* [Task requirements]: Leave every picture behind and copy the rest of the entries below exactly.

(Website and app data records)
----------------------------------------
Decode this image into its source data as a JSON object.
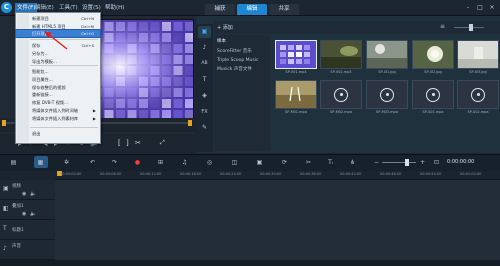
{
  "menubar": {
    "logo": "C",
    "items": [
      "文件(F)",
      "编辑(E)",
      "工具(T)",
      "设置(S)",
      "帮助(H)"
    ]
  },
  "workspace_tabs": [
    "捕获",
    "编辑",
    "共享"
  ],
  "window_controls": [
    "-",
    "□",
    "×"
  ],
  "file_menu": {
    "items": [
      {
        "label": "新建项目",
        "shortcut": "Ctrl+N"
      },
      {
        "label": "新建 HTML5 项目",
        "shortcut": "Ctrl+M"
      },
      {
        "label": "打开项目...",
        "shortcut": "Ctrl+O"
      },
      {
        "label": "保存",
        "shortcut": "Ctrl+S"
      },
      {
        "label": "另存为...",
        "shortcut": ""
      },
      {
        "label": "导出为模板...",
        "shortcut": ""
      },
      {
        "label": "智能包...",
        "shortcut": ""
      },
      {
        "label": "项目属性...",
        "shortcut": ""
      },
      {
        "label": "保存修整后的视频",
        "shortcut": ""
      },
      {
        "label": "重新链接...",
        "shortcut": ""
      },
      {
        "label": "修复 DVB-T 视频...",
        "shortcut": ""
      },
      {
        "label": "将媒体文件插入到时间轴",
        "shortcut": ""
      },
      {
        "label": "将媒体文件插入到素材库",
        "shortcut": ""
      },
      {
        "label": "退出",
        "shortcut": ""
      }
    ]
  },
  "library": {
    "add_label": "+ 添加",
    "folders": [
      "样本",
      "ScoreFitter 音乐",
      "Triple Scoop Music",
      "Musick 声音文件"
    ],
    "thumbs": [
      "SP-V01.mp4",
      "SP-V02.mp4",
      "SP-I01.jpg",
      "SP-I02.jpg",
      "SP-I03.jpg",
      "SP-M01.mpa",
      "SP-M02.mpa",
      "SP-M03.mpa",
      "SP-S01.mpa",
      "SP-S02.mpa"
    ],
    "tools": [
      "▣",
      "♪",
      "AB",
      "T",
      "◈",
      "FX",
      "✎"
    ]
  },
  "player": {
    "timecode": "00:00:00:00"
  },
  "timeline": {
    "ticks": [
      "00:00:00:00",
      "00:00:06:00",
      "00:00:12:00",
      "00:00:18:00",
      "00:00:24:00",
      "00:00:30:00",
      "00:00:36:00",
      "00:00:42:00",
      "00:00:48:00",
      "00:00:54:00",
      "00:01:00:00"
    ],
    "tracks": [
      "视频",
      "叠加1",
      "标题1",
      "声音"
    ],
    "timecode": "0:00:00:00"
  },
  "colors": {
    "accent": "#1f86d2",
    "highlight": "#3a7fd1",
    "arrow": "#e02020"
  }
}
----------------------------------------
* [Task solution]:
Decode this image into its source data as a JSON object.
{
  "menubar": {
    "logo": "C",
    "items": [
      "文件(F)",
      "编辑(E)",
      "工具(T)",
      "设置(S)",
      "帮助(H)"
    ]
  },
  "workspace_tabs": [
    "捕获",
    "编辑",
    "共享"
  ],
  "window_controls": [
    "-",
    "□",
    "×"
  ],
  "file_menu": {
    "items": [
      {
        "label": "新建项目",
        "shortcut": "Ctrl+N"
      },
      {
        "label": "新建 HTML5 项目",
        "shortcut": "Ctrl+M"
      },
      {
        "label": "打开项目...",
        "shortcut": "Ctrl+O"
      },
      {
        "label": "保存",
        "shortcut": "Ctrl+S"
      },
      {
        "label": "另存为...",
        "shortcut": ""
      },
      {
        "label": "导出为模板...",
        "shortcut": ""
      },
      {
        "label": "智能包...",
        "shortcut": ""
      },
      {
        "label": "项目属性...",
        "shortcut": ""
      },
      {
        "label": "保存修整后的视频",
        "shortcut": ""
      },
      {
        "label": "重新链接...",
        "shortcut": ""
      },
      {
        "label": "修复 DVB-T 视频...",
        "shortcut": ""
      },
      {
        "label": "将媒体文件插入到时间轴",
        "shortcut": ""
      },
      {
        "label": "将媒体文件插入到素材库",
        "shortcut": ""
      },
      {
        "label": "退出",
        "shortcut": ""
      }
    ]
  },
  "library": {
    "add_label": "+ 添加",
    "folders": [
      "样本",
      "ScoreFitter 音乐",
      "Triple Scoop Music",
      "Musick 声音文件"
    ],
    "thumbs": [
      "SP-V01.mp4",
      "SP-V02.mp4",
      "SP-I01.jpg",
      "SP-I02.jpg",
      "SP-I03.jpg",
      "SP-M01.mpa",
      "SP-M02.mpa",
      "SP-M03.mpa",
      "SP-S01.mpa",
      "SP-S02.mpa"
    ],
    "tools": [
      "▣",
      "♪",
      "AB",
      "T",
      "◈",
      "FX",
      "✎"
    ]
  },
  "player": {
    "timecode": "00:00:00:00"
  },
  "timeline": {
    "ticks": [
      "00:00:00:00",
      "00:00:06:00",
      "00:00:12:00",
      "00:00:18:00",
      "00:00:24:00",
      "00:00:30:00",
      "00:00:36:00",
      "00:00:42:00",
      "00:00:48:00",
      "00:00:54:00",
      "00:01:00:00"
    ],
    "tracks": [
      "视频",
      "叠加1",
      "标题1",
      "声音"
    ],
    "timecode": "0:00:00:00"
  },
  "colors": {
    "accent": "#1f86d2",
    "highlight": "#3a7fd1",
    "arrow": "#e02020"
  }
}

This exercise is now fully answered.